brother's dream." Robert, for his part, responds with a shrug and
a smile. "You don't cut off your nose to spite your face," he
said last week, glancing at Stephen's golf bag like a mother
checking on a toddler. "I still have time to make it as a player,
and this way I get a taste of what golf is like at the highest
level. It's awesome."
Big brother, munching contentedly on his rebreaded sandwich,
pointed out that not many siblings get to walk together down the
fairways of Royal Troon during the Open Championship, as he and
Robert will do next week. As for what he owes his brother,
Stephen suddenly turned earnest. "I owe him more than I can say.
I've always wanted to be recognized as one of the best players in
the world. I've always wanted to compete in the majors every year
and maybe have one fall in my lap. With Robbie's help, with what
I've achieved already, considering where we come from...."
Stephen hesitated, searching for the right words ... and then

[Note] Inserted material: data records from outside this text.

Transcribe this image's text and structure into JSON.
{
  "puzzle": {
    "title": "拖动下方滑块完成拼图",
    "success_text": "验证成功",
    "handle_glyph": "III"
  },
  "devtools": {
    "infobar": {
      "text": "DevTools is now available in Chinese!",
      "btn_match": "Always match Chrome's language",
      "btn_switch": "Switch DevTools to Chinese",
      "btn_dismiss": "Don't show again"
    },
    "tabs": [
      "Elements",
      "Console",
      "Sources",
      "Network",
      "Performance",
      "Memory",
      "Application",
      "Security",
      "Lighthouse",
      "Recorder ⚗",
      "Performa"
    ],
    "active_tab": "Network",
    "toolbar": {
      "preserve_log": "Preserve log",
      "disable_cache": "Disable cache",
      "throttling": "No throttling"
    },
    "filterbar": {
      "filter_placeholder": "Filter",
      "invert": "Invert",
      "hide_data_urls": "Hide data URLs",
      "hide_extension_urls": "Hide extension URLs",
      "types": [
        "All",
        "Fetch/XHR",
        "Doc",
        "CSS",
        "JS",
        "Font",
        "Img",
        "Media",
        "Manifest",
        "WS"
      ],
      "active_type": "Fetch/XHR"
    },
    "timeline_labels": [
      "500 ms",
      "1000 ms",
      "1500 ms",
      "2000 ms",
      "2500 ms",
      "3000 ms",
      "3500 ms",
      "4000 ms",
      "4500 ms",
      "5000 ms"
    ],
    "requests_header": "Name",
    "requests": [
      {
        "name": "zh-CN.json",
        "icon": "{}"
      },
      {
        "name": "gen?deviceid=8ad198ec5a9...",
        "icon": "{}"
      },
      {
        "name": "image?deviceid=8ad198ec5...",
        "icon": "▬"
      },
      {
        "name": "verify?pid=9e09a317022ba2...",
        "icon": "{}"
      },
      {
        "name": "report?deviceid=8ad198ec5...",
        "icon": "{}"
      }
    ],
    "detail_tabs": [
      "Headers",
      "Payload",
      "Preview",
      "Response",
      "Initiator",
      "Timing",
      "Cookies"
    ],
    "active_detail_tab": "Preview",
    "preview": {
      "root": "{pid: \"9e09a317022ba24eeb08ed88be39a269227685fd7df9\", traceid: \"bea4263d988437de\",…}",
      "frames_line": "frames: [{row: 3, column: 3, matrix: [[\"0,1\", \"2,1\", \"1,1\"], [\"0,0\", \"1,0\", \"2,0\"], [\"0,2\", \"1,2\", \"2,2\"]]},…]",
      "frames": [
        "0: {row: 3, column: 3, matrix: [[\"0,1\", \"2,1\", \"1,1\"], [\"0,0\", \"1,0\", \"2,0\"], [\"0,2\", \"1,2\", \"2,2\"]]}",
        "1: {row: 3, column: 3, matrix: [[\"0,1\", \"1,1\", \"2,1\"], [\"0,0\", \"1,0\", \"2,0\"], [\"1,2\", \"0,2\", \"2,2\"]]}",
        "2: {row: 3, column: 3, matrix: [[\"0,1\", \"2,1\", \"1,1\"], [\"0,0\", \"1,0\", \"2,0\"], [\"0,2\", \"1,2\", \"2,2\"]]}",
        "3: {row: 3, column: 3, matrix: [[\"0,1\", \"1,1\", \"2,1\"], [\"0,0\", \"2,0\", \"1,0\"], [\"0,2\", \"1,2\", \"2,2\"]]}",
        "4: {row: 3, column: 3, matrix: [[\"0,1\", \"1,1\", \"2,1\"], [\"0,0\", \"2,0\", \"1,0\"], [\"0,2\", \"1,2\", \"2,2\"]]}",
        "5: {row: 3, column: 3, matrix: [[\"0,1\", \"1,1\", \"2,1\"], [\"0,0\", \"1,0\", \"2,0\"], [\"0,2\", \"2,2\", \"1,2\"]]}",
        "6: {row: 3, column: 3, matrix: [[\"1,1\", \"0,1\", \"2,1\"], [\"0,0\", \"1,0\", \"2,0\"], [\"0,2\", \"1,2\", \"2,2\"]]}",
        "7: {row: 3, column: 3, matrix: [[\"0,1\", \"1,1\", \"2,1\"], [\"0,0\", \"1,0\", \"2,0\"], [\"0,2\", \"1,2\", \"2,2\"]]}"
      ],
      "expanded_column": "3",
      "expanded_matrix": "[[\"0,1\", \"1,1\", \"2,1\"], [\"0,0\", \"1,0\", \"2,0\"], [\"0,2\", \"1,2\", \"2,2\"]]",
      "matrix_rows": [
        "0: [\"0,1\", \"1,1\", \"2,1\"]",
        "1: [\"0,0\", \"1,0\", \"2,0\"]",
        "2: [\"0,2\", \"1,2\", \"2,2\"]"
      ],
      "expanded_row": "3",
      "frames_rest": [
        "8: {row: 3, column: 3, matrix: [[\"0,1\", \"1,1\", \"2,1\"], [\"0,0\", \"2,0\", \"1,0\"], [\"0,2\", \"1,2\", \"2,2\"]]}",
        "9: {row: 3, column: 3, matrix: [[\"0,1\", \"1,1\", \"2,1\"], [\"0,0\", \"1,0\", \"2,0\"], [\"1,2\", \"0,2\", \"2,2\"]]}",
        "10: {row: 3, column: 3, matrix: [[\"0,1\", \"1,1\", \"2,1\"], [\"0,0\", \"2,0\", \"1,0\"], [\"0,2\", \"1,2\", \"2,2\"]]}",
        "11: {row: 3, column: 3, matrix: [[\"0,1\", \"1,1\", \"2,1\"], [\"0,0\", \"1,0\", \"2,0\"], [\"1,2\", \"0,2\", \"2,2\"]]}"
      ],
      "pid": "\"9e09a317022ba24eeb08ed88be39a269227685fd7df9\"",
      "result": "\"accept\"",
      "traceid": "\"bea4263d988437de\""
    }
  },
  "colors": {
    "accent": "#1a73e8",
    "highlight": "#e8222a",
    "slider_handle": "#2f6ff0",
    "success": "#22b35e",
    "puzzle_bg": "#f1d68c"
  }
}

gave up. "And with tons of recognition, too!" He rolled his eyes
to show he was being facetious.
Robert, always quick with the needle, flashed a smile. "Got some
issues to deal with, brother?"
Judging from their laughter, fame beyond Canada is simply one
more goal the Ames brothers plan to pursue as a team.
"I felt he was wasting his money," Stephen says. "I thought
bringing him out with me would help his game."
"Some caddies are cheerleaders," says Sheehy, "but Robbie has
the eyes of a coach. He can see if Stephen's swing is off."